URI Multimedia Group at Feinstein Providence Campus receives Best Education Program awards
Jhodi Redlich, 401-874-4500
PROVIDENCE, R.I. -- July 12, 2004 -- A small multimedia production group at the University of Rhode Island's Feinstein Providence Campus has made it big on screens statewide for thinking and working outside the box.
The URI Multimedia Production Group received top awards from Cox Communications New England for its 30-minute program "Outside the Box: Non-Traditional Learning at URI," that was written, directed and produced by the group's staff members Dana Neugent of Ashaway, Jon Foley of Providence, and a graduate student assistant Mike Stevenson of Rumford.
The program which aired last year on Rhode Island educational channel (PATV-15, Statewide Interconnect channels) won the "Best Educational Program" and the "Best Public Access Program of 2003" PEG awards from Cox Communications New England. The URI Group had been nominated for six awards before taking home the two best-of awards.
Organized by Rhode Island public access personnel from Cox, the Rhode Island PEG Awards recognize the best non-professional, non-commercial public programming produced in the state. "PEG" stands for the three types of community-based access provided in Rhode Island by Cox: public, educational, and government access.
The "Outside the Box" program focused on the non-traditional learning that happens outside of the classrooms with students throughout the state. It included the College of the Environment and Life Sciences' (CELS) Freshman Field Day events, the community action program for inner-city students to explore the bay, and a graduate student's research of birds.
"I thought it was important to do something like this to show what the University actually does – beyond the classrooms. A lot of people think that URI is just Kingston. We wanted to show how URI's work transcends the classroom and the campus with everyone from inner-city high school kids to freshmen to graduate students. We felt the work of students, faculty and staff in CELS provided a great visual explanation of this point," explained Neugent who spearheaded the effort.

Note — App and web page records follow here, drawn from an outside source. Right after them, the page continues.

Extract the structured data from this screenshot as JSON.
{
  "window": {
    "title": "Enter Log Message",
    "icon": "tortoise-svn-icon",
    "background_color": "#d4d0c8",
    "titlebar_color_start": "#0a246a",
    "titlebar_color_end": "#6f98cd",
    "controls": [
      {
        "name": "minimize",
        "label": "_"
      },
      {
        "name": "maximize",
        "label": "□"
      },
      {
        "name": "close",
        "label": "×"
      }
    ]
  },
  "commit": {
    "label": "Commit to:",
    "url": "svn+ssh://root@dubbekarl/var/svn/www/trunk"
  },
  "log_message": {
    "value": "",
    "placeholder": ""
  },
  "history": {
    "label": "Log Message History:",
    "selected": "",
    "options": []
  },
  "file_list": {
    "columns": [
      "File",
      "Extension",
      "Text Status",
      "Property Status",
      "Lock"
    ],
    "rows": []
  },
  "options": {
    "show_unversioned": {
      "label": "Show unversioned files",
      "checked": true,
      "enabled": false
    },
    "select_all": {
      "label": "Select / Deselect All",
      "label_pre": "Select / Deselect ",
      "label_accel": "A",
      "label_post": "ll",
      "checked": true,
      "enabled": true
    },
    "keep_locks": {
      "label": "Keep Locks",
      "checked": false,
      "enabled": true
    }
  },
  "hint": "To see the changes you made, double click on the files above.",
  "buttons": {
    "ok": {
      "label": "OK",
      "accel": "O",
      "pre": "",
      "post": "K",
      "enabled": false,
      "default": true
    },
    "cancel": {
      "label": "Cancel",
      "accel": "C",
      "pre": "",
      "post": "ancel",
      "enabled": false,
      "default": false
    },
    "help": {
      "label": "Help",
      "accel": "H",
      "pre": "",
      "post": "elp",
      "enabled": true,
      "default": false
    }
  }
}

"Even though I went to school here, I had never seen these kinds of things. I think it's important for students, parents, alumni, and the legislature to see the creative kind of learning that takes place and its effect."
Part of the Office of Information Services' Instructional and Information Technology office, the Multimedia Group provides video production, animation, CD/DVD design and production, and streaming video services and interactive Internet-based classroom designs for the University. The team also produces ads and promotional videos for the Division of University Advancement, the Alumni Association and the Department of Athletics.
In addition to producing such award-winning programs, the group's staff members also are part of the teaching team for the University's Multimedia technology certificate program. This non-credit course teaches participants to use technology as a tool to complete newsletters, design Web pages, as well as scripts and produce commercials. This series of hands-on courses is designed to enhance the skills for those interested in working with multimedia technology. Participants may choose Introduction to Print/Web media, Advanced Print/Web media, Video Technology or a combined program. Advanced courses are available in Flash, Photoshop and Web Design.
For More Information: Dana Neugent, 277-5415, email@example.com